[What needs to be done]:
In the entries below, every line with the string "Windows" is to be reported.

[Task data]:
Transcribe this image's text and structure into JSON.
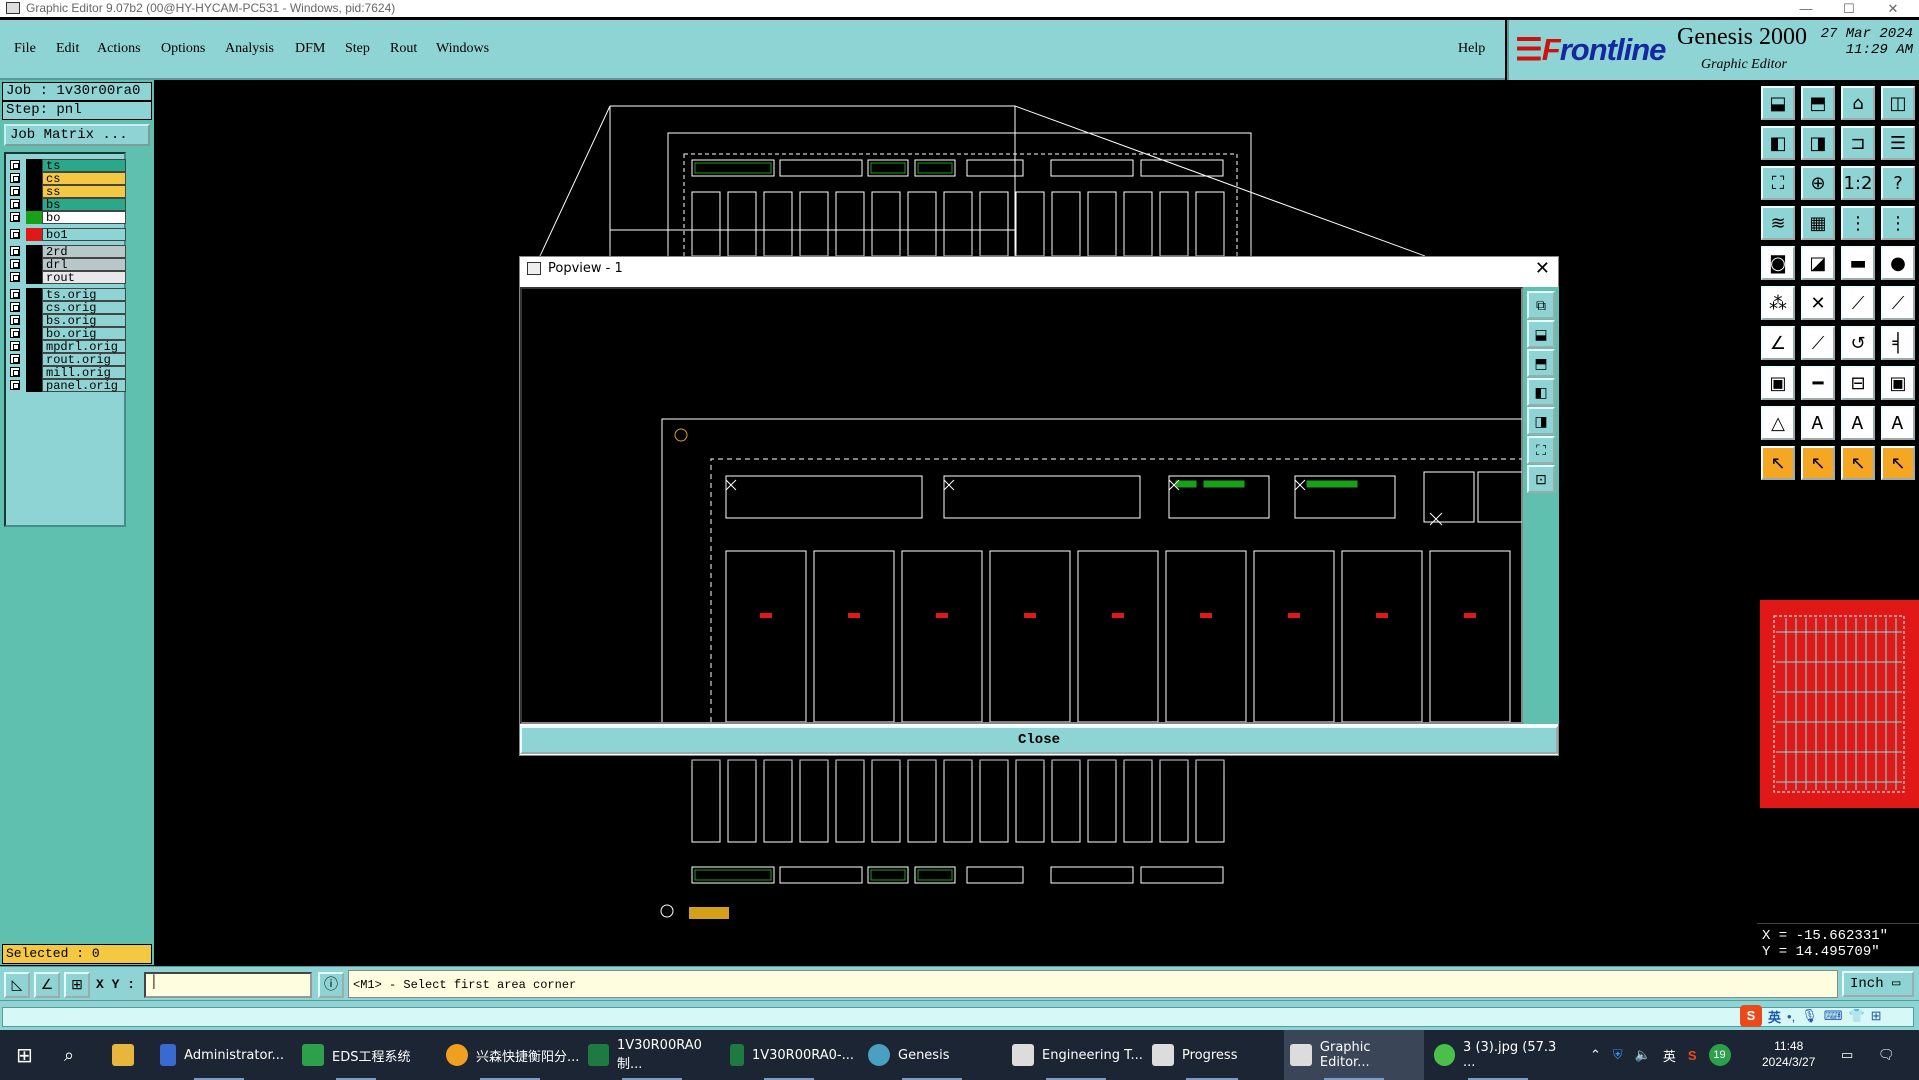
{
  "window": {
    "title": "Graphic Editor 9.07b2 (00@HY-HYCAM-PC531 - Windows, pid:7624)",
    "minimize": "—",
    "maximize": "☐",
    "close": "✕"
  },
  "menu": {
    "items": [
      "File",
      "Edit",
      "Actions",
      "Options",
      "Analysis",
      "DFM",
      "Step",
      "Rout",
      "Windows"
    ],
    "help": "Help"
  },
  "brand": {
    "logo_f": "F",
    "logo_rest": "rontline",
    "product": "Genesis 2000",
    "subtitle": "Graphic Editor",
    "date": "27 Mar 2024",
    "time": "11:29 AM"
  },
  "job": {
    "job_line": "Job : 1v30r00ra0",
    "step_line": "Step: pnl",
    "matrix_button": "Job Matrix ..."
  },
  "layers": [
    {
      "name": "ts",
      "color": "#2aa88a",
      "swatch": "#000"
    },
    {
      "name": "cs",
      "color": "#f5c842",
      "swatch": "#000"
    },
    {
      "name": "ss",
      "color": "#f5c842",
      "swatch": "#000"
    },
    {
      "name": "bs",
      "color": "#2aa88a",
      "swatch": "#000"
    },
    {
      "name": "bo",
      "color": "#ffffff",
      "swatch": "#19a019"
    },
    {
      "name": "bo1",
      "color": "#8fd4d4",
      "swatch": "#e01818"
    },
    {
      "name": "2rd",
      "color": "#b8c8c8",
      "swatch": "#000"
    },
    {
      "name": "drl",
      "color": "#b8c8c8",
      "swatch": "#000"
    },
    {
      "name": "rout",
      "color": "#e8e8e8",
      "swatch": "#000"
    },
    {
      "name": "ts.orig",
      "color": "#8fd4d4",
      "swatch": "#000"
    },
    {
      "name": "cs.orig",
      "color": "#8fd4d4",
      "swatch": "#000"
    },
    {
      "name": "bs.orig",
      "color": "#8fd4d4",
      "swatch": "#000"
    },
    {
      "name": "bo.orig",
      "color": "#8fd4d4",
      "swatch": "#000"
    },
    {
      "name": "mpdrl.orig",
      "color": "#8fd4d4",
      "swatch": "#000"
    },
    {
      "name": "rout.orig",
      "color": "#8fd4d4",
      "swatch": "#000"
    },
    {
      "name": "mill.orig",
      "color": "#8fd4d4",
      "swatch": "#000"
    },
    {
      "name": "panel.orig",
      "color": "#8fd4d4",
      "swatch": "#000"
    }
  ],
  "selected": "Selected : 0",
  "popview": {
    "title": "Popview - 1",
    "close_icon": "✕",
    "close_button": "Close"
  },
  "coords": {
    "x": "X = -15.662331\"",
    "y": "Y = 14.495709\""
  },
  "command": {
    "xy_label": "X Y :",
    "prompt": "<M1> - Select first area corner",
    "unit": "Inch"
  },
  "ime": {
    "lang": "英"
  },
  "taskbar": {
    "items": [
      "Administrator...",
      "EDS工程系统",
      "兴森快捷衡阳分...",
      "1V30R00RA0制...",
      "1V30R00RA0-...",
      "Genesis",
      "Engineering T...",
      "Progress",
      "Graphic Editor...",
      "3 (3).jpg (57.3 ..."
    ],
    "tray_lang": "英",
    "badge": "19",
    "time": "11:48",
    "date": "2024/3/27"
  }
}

[Exercise response]:
    "title": "Graphic Editor 9.07b2 (00@HY-HYCAM-PC531 - Windows, pid:7624)",
      "Windows"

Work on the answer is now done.